- The title of his show—Parts Unknown—perfectly summarizes the world’s response to his death; as a man who toiled from obscurity to the height of fame and regard, many were stunned by the depths of his (to many) secret depression.
ASIA ARGENTO REACTS
- In a statement, girlfriend Asia Argento, who has been one the most prominent and outspoken actresses accusing Harvey Weinstein of sexual assault, hailed Bourdain’s unflagging support and love throughout the process. As many fellow mourners noted, he was steadfast in his support of both Argento, other accusers and the #MeToo movement in general.
- “Anthony gave all of himself in everything that he did,” her statement read. “His brilliant, fearless spirit touched and inspired so many, and his generosity knew no bound.”
- They met in 2016, when Argento appeared on CNN’s Parts Unknown. “He was my love, my rock, my protector,” she continued. “I am beyond devastated. My thoughts are with his family. I would ask that you respect their privacy and mine.”
- Her most recent Instagram story, posted three hours before his death was reported, was a photo of herself wearing a ripped t-shirt that read: “F— EVERYONE.” She captioned the post, which has since been deleted: “You know who you are.”
- Rose McGowan, a close friend of Argento’s, and a fierce ally in her public fight against Weinstein specifically and sexual assault in general, reportedly flew to be with her.
CONDOLENCES POUR FORTH
- President Donald Trump shared his condolences when asked about Bourdain’s death as he departed for the G-7 summit. “I want to extend to his family my heartfelt condolences,” he said. “I enjoyed his show; he was quite a character.”

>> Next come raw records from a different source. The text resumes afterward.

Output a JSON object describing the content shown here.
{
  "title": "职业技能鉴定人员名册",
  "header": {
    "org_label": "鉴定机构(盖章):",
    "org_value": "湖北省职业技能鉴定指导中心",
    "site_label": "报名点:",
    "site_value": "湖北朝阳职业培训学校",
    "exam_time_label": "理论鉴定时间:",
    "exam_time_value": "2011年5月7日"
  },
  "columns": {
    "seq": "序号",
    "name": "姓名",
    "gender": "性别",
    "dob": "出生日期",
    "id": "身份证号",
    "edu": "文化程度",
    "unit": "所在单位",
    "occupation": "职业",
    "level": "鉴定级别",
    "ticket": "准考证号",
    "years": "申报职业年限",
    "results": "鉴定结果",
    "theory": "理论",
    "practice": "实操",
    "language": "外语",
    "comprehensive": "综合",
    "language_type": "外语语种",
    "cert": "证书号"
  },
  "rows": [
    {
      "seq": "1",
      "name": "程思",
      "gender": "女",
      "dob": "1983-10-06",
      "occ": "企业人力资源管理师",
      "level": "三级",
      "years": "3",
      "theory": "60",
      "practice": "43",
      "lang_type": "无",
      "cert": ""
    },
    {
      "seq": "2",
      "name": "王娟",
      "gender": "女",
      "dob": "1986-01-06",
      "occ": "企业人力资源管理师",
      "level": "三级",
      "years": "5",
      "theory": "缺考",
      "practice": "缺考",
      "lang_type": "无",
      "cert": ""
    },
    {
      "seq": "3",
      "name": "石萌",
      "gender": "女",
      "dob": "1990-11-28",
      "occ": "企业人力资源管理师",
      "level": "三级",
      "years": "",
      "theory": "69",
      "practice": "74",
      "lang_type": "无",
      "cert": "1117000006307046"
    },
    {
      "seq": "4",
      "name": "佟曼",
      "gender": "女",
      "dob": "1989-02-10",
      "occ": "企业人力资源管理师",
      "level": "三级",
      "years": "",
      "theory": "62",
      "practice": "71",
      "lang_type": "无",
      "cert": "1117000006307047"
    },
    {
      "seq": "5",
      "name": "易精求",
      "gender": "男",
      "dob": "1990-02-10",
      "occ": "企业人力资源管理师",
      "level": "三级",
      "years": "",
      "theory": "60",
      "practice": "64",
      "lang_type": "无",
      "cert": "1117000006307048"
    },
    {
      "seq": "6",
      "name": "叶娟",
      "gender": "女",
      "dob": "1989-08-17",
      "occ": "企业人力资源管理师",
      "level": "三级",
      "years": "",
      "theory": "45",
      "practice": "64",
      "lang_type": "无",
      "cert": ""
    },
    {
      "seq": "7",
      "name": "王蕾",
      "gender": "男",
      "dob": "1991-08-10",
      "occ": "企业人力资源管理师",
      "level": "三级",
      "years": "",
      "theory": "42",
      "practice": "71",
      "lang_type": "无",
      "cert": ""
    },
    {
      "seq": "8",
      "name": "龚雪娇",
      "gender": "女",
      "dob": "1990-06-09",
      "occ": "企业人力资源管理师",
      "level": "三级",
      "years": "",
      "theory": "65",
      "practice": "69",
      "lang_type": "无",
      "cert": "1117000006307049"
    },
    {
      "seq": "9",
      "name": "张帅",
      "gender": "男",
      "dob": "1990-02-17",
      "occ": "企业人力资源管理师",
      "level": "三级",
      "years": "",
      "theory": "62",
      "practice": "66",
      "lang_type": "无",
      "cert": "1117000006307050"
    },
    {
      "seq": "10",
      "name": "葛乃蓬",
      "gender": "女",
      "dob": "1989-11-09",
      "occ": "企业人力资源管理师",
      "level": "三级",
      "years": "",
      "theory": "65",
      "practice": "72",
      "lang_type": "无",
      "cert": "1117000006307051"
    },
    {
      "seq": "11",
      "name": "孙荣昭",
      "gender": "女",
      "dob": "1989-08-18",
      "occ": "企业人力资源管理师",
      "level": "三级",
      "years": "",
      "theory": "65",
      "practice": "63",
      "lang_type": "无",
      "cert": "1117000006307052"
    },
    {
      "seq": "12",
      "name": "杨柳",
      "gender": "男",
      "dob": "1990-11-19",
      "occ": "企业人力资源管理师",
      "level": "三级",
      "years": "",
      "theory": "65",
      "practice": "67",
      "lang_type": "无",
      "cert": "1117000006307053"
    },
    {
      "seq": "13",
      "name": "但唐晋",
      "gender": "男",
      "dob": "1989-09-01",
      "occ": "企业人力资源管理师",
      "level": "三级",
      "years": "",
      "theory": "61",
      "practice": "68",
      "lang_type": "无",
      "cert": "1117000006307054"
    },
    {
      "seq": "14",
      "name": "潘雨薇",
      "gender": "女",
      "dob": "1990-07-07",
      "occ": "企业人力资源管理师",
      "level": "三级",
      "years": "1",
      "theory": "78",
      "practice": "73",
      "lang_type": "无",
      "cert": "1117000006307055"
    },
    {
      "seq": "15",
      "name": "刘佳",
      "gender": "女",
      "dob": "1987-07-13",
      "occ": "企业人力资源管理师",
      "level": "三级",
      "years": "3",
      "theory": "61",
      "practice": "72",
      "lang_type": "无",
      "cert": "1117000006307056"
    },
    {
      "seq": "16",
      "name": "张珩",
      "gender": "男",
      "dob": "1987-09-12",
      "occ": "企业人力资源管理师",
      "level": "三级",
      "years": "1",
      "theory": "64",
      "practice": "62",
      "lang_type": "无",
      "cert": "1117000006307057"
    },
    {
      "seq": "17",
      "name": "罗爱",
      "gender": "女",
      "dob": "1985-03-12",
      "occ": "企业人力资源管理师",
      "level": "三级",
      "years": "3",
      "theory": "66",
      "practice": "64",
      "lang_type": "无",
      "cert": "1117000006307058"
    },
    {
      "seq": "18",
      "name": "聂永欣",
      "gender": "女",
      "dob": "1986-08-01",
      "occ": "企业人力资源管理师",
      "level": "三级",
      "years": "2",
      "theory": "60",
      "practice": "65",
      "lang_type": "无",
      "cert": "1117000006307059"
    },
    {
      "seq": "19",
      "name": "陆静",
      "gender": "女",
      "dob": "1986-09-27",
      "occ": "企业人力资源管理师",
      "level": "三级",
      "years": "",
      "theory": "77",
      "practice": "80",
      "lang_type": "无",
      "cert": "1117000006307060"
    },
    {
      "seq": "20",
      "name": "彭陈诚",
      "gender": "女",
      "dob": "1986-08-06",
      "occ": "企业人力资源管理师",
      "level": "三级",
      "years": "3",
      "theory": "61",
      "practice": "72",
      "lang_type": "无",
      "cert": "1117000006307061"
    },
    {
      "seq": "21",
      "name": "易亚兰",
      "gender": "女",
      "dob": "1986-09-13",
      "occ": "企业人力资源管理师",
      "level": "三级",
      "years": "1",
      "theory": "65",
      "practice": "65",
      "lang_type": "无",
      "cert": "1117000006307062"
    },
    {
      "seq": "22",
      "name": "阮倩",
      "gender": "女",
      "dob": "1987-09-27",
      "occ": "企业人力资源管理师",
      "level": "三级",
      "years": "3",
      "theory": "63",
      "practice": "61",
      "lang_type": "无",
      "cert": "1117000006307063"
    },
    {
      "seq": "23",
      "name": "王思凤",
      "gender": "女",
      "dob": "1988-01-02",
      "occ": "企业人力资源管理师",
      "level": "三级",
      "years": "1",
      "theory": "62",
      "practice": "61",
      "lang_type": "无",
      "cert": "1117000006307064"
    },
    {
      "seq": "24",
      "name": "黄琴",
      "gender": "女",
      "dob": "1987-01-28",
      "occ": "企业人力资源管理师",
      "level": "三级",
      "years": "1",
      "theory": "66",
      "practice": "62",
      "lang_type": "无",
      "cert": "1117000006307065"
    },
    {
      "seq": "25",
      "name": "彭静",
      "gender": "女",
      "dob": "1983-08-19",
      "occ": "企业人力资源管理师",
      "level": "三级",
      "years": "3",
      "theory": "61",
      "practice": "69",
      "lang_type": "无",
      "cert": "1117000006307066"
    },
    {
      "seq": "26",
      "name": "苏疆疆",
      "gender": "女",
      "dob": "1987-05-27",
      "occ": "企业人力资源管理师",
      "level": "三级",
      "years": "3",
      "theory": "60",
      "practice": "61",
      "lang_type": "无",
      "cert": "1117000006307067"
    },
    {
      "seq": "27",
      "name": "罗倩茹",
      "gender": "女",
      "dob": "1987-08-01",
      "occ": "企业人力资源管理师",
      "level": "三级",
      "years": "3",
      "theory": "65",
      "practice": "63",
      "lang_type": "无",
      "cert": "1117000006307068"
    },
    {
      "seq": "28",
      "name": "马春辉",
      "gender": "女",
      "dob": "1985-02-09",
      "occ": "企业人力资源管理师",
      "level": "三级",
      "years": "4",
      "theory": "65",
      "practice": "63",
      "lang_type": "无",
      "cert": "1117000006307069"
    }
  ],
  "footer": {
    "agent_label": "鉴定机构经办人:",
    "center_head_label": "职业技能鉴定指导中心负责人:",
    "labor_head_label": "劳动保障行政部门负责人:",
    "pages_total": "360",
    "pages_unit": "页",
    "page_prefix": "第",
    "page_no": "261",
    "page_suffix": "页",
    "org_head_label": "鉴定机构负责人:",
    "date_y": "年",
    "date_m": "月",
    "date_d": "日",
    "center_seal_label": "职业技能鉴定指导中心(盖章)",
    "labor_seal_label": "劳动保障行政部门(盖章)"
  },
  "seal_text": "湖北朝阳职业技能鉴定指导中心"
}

- In a statement issued to USA TODAY, director Darren Aronofsky said he felt “Devastated. I don’t feel much else.”
- “Tony was a loyal friend and an inspiration. Always sensitive, always connected, always inquisitive, always fun,” his statement continued. “We had great times exploring Madagascar and Bhutan together. I will never forget his spirit, his conviction, his professionalism, his passion, his love for his daughter, his love for Asia and her kids, his vision, his stories, his drive for justice, and his wicked sense of humor. Thank you Tony.”
- Other condolences and tributes from stars and politicians—including President Barack Obama, Chrissy Teigen and Bryan Cranston—poured in on social media.
- Bourdain shares an 11-year-old daughter Ariane, with ex-wife Ottavia Busia. On his show, in interviews and reportedly in person, he has long spoke warmly of his love for Ariane.
- “I want to spend as much time with her as I can,” he recently told People, explaining that he reserved about five days a month to spend with her.
- “She’s been in this circus since she was nine,” he told People. “She knows so much more about so many of the things that are important to me — music, books, film, the technical aspects of film, and just the weird state of celebrity, being somebody that people come up to. That’s something she’s dealt with a lot longer than me. I was 44 before that started happening. Whereas, it’s been like that for her since she was a kid.”
- His mother, Gladys, 83, a longtime editor at The New York Times, could barely speak when reached for comment by reporters, saying: “He is the last person in the world I’d imagine to do something like that.”